BALTIMORE – More than a week after a woman was left outside a Baltimore hospital on a cold night wearing only a patient gown and socks, no answers have been provided about how or why the incident occurred.
Officials at the University of Maryland Medical Center Midtown said they still are investigating why the woman was escorted out of the hospital by uniformed security personnel and left at a city bus stop after being discharged from the emergency room. Hospital administrators said in a statement that they already have started to implement changes to discharge procedures as a result of the widely publicized incident.
“We are nearing the conclusion of the investigation and are implementing appropriate personnel actions,” the statement said. “We have added additional layers of consultation and accountability around the post-discharge process in certain situations, as well as enhanced coordination of the range of services to meet the social needs of patients.”
The state’s Office of Health Care Quality and the federal Centers For Medicare & Medicaid Services also are examining what happened.

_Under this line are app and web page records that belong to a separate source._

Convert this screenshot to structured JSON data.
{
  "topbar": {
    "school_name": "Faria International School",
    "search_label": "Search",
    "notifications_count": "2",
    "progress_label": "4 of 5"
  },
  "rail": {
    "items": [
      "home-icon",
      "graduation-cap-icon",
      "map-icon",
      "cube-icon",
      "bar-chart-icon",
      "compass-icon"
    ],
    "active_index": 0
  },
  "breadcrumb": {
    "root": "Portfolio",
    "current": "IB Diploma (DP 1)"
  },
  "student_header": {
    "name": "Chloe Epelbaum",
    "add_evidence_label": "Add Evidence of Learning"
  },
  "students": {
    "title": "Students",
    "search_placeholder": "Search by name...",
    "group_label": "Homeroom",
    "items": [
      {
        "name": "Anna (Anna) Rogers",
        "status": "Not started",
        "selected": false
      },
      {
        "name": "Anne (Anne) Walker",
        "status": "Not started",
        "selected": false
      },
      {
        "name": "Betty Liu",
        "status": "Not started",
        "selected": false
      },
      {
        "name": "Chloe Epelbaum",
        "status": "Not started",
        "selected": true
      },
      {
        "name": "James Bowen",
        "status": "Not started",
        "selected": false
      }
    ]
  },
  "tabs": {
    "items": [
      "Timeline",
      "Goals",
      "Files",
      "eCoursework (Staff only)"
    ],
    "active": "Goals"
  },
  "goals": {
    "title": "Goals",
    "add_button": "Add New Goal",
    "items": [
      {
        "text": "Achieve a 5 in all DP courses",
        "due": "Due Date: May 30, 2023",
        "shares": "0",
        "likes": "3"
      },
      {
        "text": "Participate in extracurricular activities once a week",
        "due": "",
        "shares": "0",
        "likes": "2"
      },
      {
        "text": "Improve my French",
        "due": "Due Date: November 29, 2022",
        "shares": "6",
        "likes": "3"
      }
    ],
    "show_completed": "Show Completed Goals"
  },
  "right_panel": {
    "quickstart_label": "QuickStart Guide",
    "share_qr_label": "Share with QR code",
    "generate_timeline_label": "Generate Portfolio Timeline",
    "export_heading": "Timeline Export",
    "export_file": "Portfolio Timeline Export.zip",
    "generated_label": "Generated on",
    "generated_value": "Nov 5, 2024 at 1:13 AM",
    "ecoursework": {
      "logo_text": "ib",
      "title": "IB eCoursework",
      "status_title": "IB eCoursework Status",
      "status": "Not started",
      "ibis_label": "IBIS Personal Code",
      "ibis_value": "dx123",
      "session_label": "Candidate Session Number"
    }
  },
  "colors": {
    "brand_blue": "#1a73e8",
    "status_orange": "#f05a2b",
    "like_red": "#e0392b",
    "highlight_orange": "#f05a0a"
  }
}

The state agency is a branch of the Maryland Health Department that licenses and certifies health facilities and programs throughout Maryland. The Medicare and Medicaid office enforces a federal law that forbids emergency rooms from denying hospital services if patients can’t pay. Under the law, hospitals must “stabilize” patients before releasing them or transfer those they can’t to other facilities that can help them. Still, precise discharge policies can differ by hospital.
“The investigation is ongoing, and the report will be released once it has been finalized,” said Brittany Fowler, a spokeswoman with the Maryland Health Department, in an email. “I do not have an exact timeline at this point of when that will occur.”
The incident, which occurred in the late evening of Jan. 9, was caught on video by local psychotherapist Imamu Baraka, who saw hospital security personnel leave her on the street. The woman in the video appears disoriented and unsteady, and she stumbles a few times. What appears to be four security guards are shown walking back into the hospital. One of them pushes an empty wheelchair. The woman also seems to have trouble speaking or responding when Baraka asks if she needs help. At one point she screams.
Baraka, who narrated what was happening in the video, called 911 for help and the woman was transported back to UMMC Midtown’s emergency room. The hospital later sent her to a homeless shelter by taxi.
City officials said they will work with hospitals to house homeless patients.
“We try and accommodate all homeless individuals regardless of the circumstances,” said Amanda Rodrigues-Smith, spokeswoman for Mayor Catherine Pugh. “Once they are discharged from the hospital, we accommodate those individuals. It’s based on hospital policy if they choose to call us first. The service is available. That’s a standard provision.”
It is unclear how often such incidents of so-called “patient dumping” occur because it is not tracked. But patients rights advocates say it does happen.
“I’ve been monitoring reviews for hospitals for two years and I can tell patient dumping is definitely occurring in the state,” said Anna Palmisano, the coordinator for Marylanders for Patient Rights, a coalition of 13 advocacy groups, that has been trying for several years to update the Hospital Patient’s Bill of Rights to better protect vulnerable patients including those who are mentally challenged, elderly or disabled.
“If the hospital staff had gotten training they would not have treated the woman this way,” Rodrigues-Smith said.
The University of Maryland Medical Center’s top executive, Dr. Mohan Suntha, has apologized for what happened to the patient, but called it an isolated incident.
“We take full responsibility for this failure,” he said during a news conference last week. The hospital did not provide “basic humanity and compassion.”